Apart from that, the general crapiness that enveloped the place still stands. The 6th form have a miniscule common room, with nothing in it but 2 tables, a few dozen chairs and a coffee machine, because, y'know, everyone LOVES a nice steaming cup of foul tasting liquid for lunch. Oh, and the tracksuit loving hat maniacs which inhabit the common room. I honestly don't think I saw one boy who didn't have a hat planted on to his head (complete with price label, of course). It probably sounds like I'm being really snooty, and that my new school has moulded me into some kind of intolerant idiot, but that isn't the case. I knew the 6th form would be like that, and I just needed to and confirm my suspicions that there were lots of places to go that are so much better.

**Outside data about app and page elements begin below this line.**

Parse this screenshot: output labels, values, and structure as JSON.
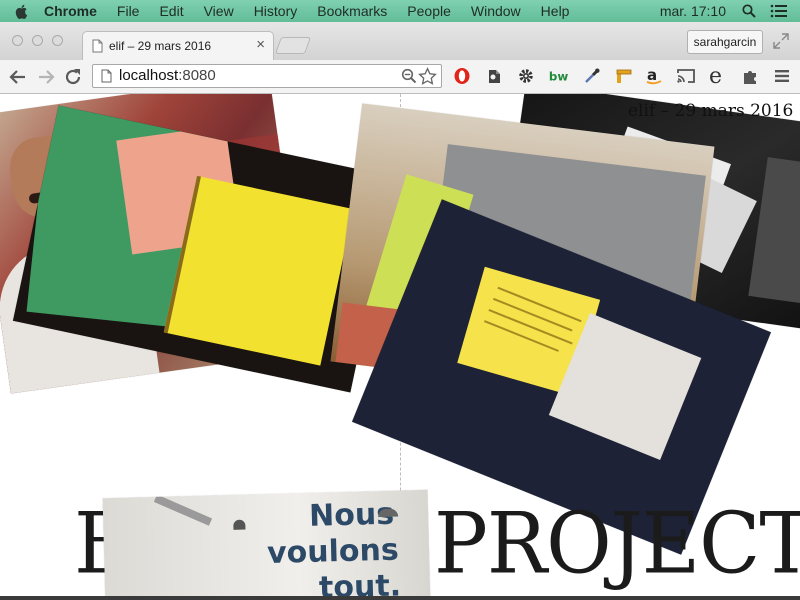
{
  "menubar": {
    "items": [
      "Chrome",
      "File",
      "Edit",
      "View",
      "History",
      "Bookmarks",
      "People",
      "Window",
      "Help"
    ],
    "clock": "mar. 17:10"
  },
  "tabs": [
    {
      "title": "elif – 29 mars 2016"
    }
  ],
  "profile": {
    "name": "sarahgarcin"
  },
  "toolbar": {
    "url_host": "localhost",
    "url_port": ":8080"
  },
  "extensions": [
    "opera-icon",
    "evernote-icon",
    "gear-icon",
    "bw-icon",
    "eyedropper-icon",
    "ruler-icon",
    "amazon-icon",
    "cast-icon",
    "e-icon",
    "puzzle-icon",
    "menu-icon"
  ],
  "page": {
    "title_fragment": "elif – 29 mars 2016",
    "heading_left": "B",
    "heading_right": "PROJECTS",
    "sign_lines": [
      "Nous",
      "voulons",
      "tout."
    ]
  },
  "colors": {
    "menubar": "#6fc7a5",
    "paper_yellow": "#f2e12e",
    "paper_pink": "#eea38d",
    "paper_green": "#3f9a62",
    "cloth_navy": "#1d2236"
  }
}
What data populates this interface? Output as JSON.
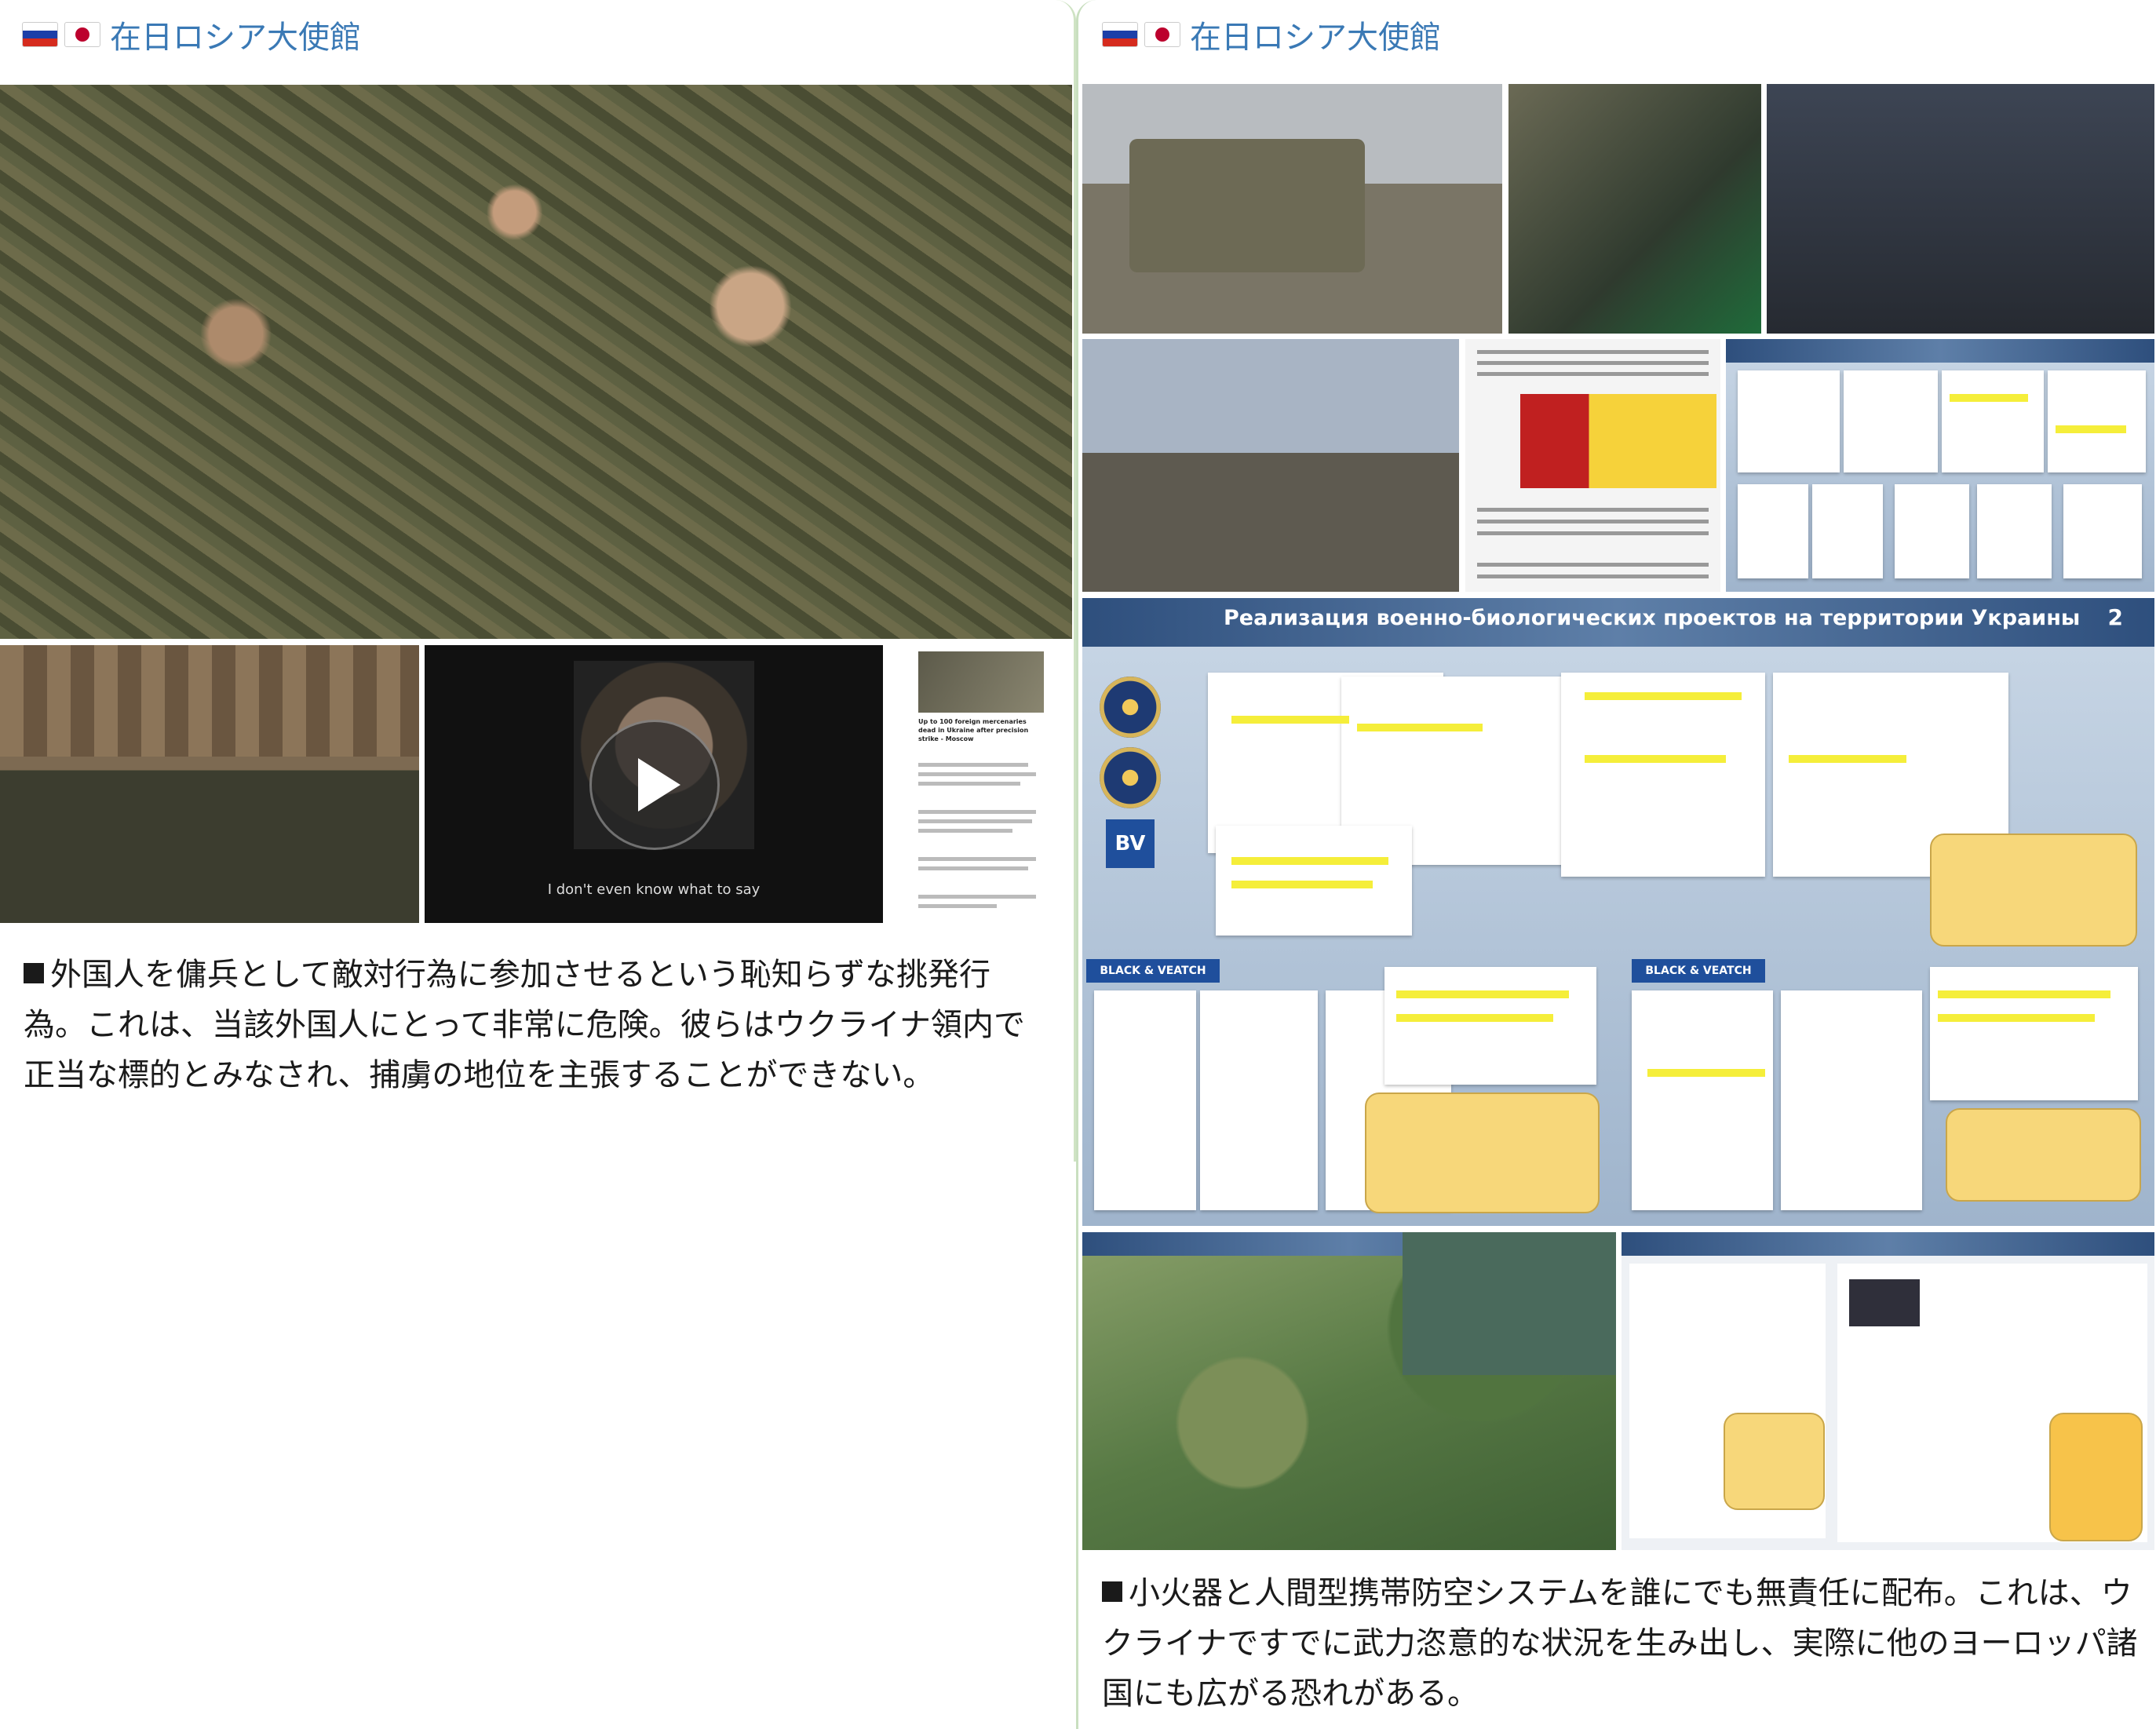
{
  "posts": [
    {
      "channel": {
        "name": "在日ロシア大使館",
        "flags": [
          "russia-flag-icon",
          "japan-flag-icon"
        ]
      },
      "media": {
        "video_caption": "I don't even know what to say",
        "article_headline": "Up to 100 foreign mercenaries dead in Ukraine after precision strike - Moscow"
      },
      "text": "外国人を傭兵として敵対行為に参加させるという恥知らずな挑発行為。これは、当該外国人にとって非常に危険。彼らはウクライナ領内で正当な標的とみなされ、捕虜の地位を主張することができない。"
    },
    {
      "channel": {
        "name": "在日ロシア大使館",
        "flags": [
          "russia-flag-icon",
          "japan-flag-icon"
        ]
      },
      "media": {
        "slide_title": "Реализация военно-биологических проектов на территории Украины",
        "slide_number": "2",
        "logo_left": "BLACK & VEATCH",
        "logo_right": "BLACK & VEATCH"
      },
      "text": "小火器と人間型携帯防空システムを誰にでも無責任に配布。これは、ウクライナですでに武力恣意的な状況を生み出し、実際に他のヨーロッパ諸国にも広がる恐れがある。"
    }
  ],
  "colors": {
    "channel_link": "#3a79b5",
    "divider": "#cfe3c4",
    "highlight": "#f5ee3a",
    "slide_blue": "#2e4f7d"
  }
}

I do miss the friends that I left behind there, but we keep in contact. Plus, I think it was a good move for me to have a change of environment, meet new people, and do new things. It's still school, but school is so much better when it isn't tied with feeling depressed about stuff. I'll be back there (to school, not depression) next Thursday for this award presentation where I'll get my exam certificates, and some kind of award for English. One person got an award for each subject, and apparently I got the highest mark in the year group for English Lit (which I didn't even get told about until I heard it from someone else who had hounded teachers for all this valuable information). This year's AQA English Literature papers were appallingly marked-loads of people in my new school got remarks, and some went up by 2 grades! I also know someone who got marked up from a D to an A, so that's just an indication of the kind of morons they've got marking exam essays, which aren't just straight forward "right or wrong" questions.

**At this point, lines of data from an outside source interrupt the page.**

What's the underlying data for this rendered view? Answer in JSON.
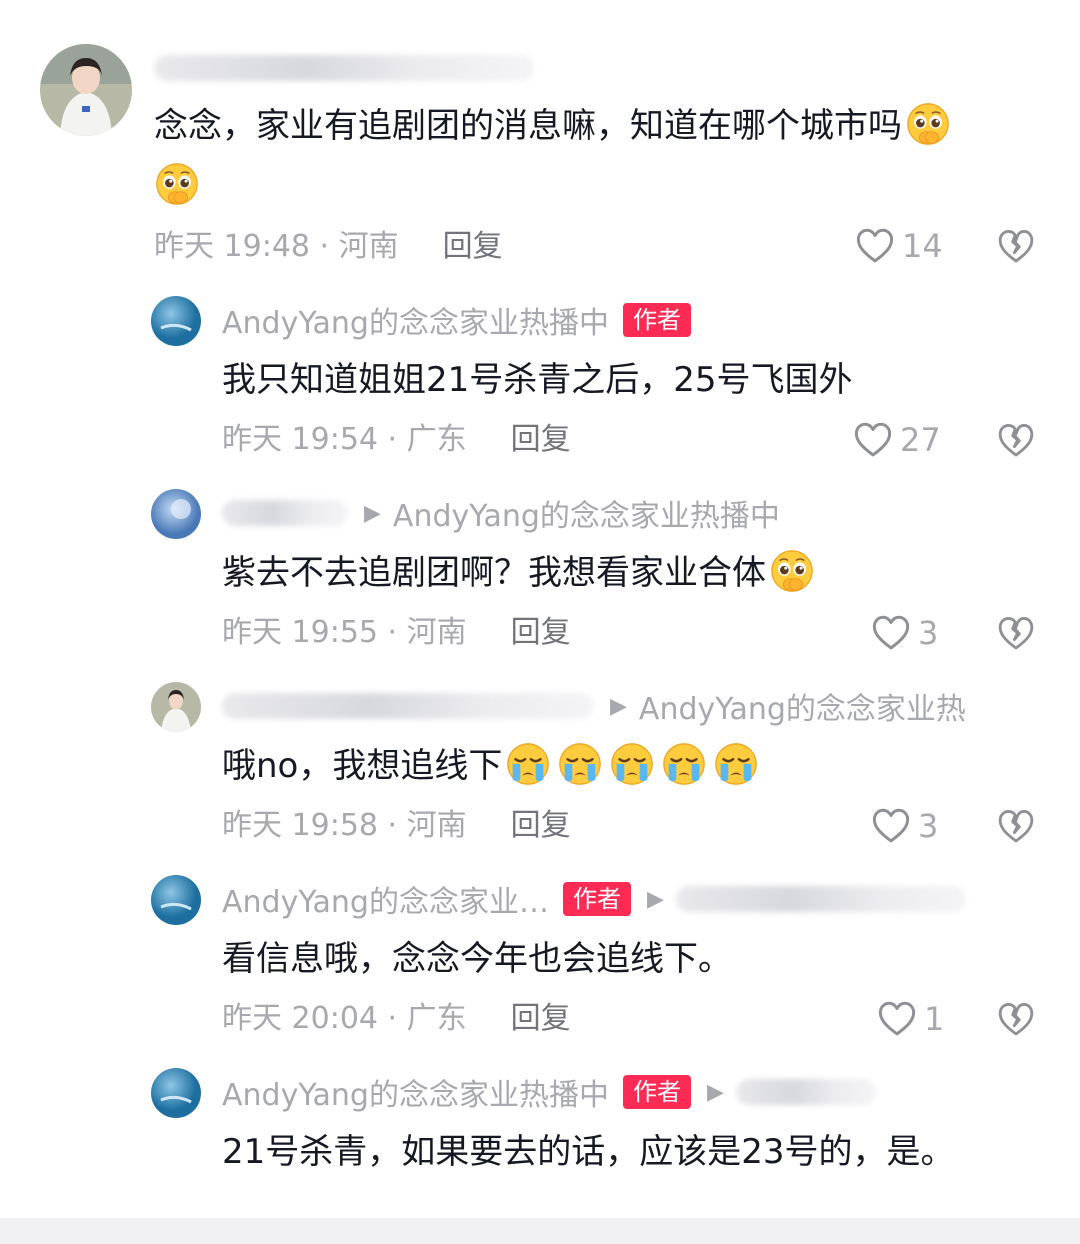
{
  "comments": [
    {
      "text": "念念，家业有追剧团的消息嘛，知道在哪个城市吗",
      "time_location": "昨天 19:48 · 河南",
      "reply_label": "回复",
      "likes": "14"
    },
    {
      "author": "AndyYang的念念家业热播中",
      "badge": "作者",
      "text": "我只知道姐姐21号杀青之后，25号飞国外",
      "time_location": "昨天 19:54 · 广东",
      "reply_label": "回复",
      "likes": "27"
    },
    {
      "reply_to": "AndyYang的念念家业热播中",
      "text": "紫去不去追剧团啊？我想看家业合体",
      "time_location": "昨天 19:55 · 河南",
      "reply_label": "回复",
      "likes": "3"
    },
    {
      "reply_to": "AndyYang的念念家业热",
      "text": "哦no，我想追线下",
      "time_location": "昨天 19:58 · 河南",
      "reply_label": "回复",
      "likes": "3"
    },
    {
      "author": "AndyYang的念念家业…",
      "badge": "作者",
      "text": "看信息哦，念念今年也会追线下。",
      "time_location": "昨天 20:04 · 广东",
      "reply_label": "回复",
      "likes": "1"
    },
    {
      "author": "AndyYang的念念家业热播中",
      "badge": "作者",
      "text": "21号杀青，如果要去的话，应该是23号的，是。"
    }
  ],
  "icons": {
    "like": "heart-outline-icon",
    "dislike": "broken-heart-icon",
    "emoji_pleading": "pleading-face-emoji",
    "emoji_crying": "crying-face-emoji",
    "arrow": "reply-arrow-icon"
  },
  "colors": {
    "badge": "#fe2c55",
    "meta_text": "#a8a9ae",
    "body_text": "#161823"
  }
}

Also, tomorrow is Remembrance Day (link there to the Poppy Appeal website, for anyone who isn't familiar with what I'm on about). Basically, the 11th of November marks when the first world war ended (at 11:11am), but remembrance day extends to other wars which have happened since then. We had this completely over the top, pretentious assembly at school today, where some war veterans who were former students came in to be given some wreaths. The whole of the 6th form had to "dress smartly" for the day, which was totally ridiculous, because aside from the fact that these visitors were coming in for 40 minutes of the day, the hall is huge, and they were probably too blind to even catch a glimpse of everyone sitting on the balcony. Everybody was given a programme, which included the words to 'God Save the Queen' and some other hymn. I refused to sing either of them though, and lots of people (you know the type-"I'm an atheist") were up in arms over how bits of religion had been incorporated into their Thursday morning.

Oh well, at least it'll be another year until I have to go through all that standing up and sitting down again.